- [Work to be completed]: Repeat the whole listing below precisely. Omit all pictures.

______________________________

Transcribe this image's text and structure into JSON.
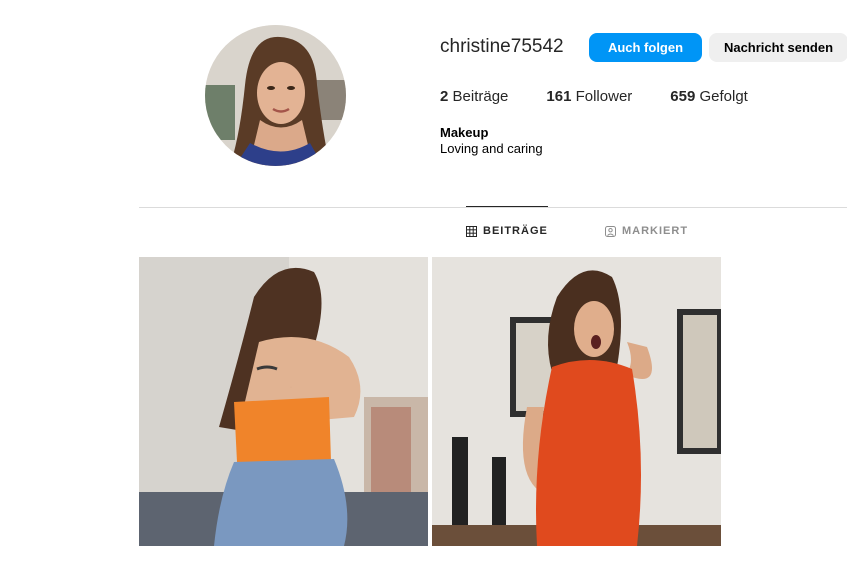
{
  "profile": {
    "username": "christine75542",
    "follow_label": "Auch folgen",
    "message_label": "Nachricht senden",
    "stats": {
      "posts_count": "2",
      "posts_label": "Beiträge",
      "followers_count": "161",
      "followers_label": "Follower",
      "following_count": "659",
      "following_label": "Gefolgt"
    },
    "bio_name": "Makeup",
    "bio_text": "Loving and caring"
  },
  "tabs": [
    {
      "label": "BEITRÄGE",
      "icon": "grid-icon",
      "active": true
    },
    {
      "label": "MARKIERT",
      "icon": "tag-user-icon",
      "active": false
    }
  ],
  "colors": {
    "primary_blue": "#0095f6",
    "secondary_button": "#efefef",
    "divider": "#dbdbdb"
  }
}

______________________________

- [Exercise solution]:
Transcribe this image's text and structure into JSON.
{
  "profile": {
    "username": "christine75542",
    "follow_label": "Auch folgen",
    "message_label": "Nachricht senden",
    "stats": {
      "posts_count": "2",
      "posts_label": "Beiträge",
      "followers_count": "161",
      "followers_label": "Follower",
      "following_count": "659",
      "following_label": "Gefolgt"
    },
    "bio_name": "Makeup",
    "bio_text": "Loving and caring"
  },
  "tabs": [
    {
      "label": "BEITRÄGE",
      "icon": "grid-icon",
      "active": true
    },
    {
      "label": "MARKIERT",
      "icon": "tag-user-icon",
      "active": false
    }
  ],
  "colors": {
    "primary_blue": "#0095f6",
    "secondary_button": "#efefef",
    "divider": "#dbdbdb"
  }
}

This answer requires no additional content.